> _WHAT THE EXERCISE ASKS_: The entries follow. Copy every line in which "sales" appears.

> _INFORMATION_:
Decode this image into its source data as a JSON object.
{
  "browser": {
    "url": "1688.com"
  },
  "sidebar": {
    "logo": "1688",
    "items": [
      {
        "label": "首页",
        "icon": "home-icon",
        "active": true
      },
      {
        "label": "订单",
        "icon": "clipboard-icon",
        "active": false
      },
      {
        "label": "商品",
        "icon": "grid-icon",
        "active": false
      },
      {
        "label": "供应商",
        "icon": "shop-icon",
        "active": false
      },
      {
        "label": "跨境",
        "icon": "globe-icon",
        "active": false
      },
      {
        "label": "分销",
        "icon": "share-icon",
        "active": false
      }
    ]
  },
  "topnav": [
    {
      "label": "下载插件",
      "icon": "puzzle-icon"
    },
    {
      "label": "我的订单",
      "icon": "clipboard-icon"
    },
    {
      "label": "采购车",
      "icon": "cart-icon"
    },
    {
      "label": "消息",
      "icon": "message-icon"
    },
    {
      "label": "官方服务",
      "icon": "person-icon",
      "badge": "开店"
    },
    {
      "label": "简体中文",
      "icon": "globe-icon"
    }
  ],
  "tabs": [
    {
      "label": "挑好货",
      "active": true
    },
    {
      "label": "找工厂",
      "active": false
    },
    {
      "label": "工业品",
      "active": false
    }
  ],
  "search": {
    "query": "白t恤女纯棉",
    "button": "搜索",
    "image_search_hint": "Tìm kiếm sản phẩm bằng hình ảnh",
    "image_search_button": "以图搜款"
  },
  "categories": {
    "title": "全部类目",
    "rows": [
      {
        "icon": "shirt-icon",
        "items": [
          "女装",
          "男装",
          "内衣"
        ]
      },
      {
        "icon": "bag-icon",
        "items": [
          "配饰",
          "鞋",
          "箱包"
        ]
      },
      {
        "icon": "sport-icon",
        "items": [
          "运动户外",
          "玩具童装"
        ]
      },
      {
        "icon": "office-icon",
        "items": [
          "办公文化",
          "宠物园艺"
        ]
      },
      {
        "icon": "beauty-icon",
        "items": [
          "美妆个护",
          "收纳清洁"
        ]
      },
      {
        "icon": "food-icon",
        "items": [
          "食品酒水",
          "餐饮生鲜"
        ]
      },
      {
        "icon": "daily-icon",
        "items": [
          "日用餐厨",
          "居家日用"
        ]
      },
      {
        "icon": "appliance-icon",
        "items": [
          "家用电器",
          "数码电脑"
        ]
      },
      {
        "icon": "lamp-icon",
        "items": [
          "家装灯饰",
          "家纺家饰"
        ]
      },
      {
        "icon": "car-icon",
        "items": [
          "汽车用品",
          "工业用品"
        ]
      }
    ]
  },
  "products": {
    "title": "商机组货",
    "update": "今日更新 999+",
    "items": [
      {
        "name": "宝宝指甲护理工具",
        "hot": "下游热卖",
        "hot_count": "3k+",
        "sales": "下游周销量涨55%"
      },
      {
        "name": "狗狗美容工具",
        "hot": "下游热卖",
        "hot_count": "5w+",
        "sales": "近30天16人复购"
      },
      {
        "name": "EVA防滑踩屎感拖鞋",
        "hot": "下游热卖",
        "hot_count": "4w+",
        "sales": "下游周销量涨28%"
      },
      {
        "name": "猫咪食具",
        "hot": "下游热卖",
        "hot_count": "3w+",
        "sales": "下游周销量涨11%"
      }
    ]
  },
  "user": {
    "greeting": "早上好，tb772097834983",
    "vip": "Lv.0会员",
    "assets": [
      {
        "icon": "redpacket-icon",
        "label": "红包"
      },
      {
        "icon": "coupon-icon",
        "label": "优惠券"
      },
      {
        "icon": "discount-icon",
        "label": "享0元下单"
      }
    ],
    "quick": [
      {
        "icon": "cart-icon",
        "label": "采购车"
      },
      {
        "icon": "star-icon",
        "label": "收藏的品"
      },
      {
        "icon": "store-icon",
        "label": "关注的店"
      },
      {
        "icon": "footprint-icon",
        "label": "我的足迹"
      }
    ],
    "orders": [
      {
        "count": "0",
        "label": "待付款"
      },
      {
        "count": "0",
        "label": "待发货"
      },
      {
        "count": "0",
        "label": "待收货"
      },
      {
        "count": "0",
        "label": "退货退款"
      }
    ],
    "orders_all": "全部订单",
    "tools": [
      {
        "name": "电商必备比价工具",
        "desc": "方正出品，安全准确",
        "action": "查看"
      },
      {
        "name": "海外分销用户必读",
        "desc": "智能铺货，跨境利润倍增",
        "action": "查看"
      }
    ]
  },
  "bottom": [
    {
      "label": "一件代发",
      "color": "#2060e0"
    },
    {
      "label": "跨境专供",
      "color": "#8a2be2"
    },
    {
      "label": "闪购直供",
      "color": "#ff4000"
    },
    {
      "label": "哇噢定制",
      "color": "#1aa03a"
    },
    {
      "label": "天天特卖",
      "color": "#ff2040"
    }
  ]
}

> _TASK OUTPUT_:
        "sales": "下游周销量涨55%"
        "sales": "近30天16人复购"
        "sales": "下游周销量涨28%"
        "sales": "下游周销量涨11%"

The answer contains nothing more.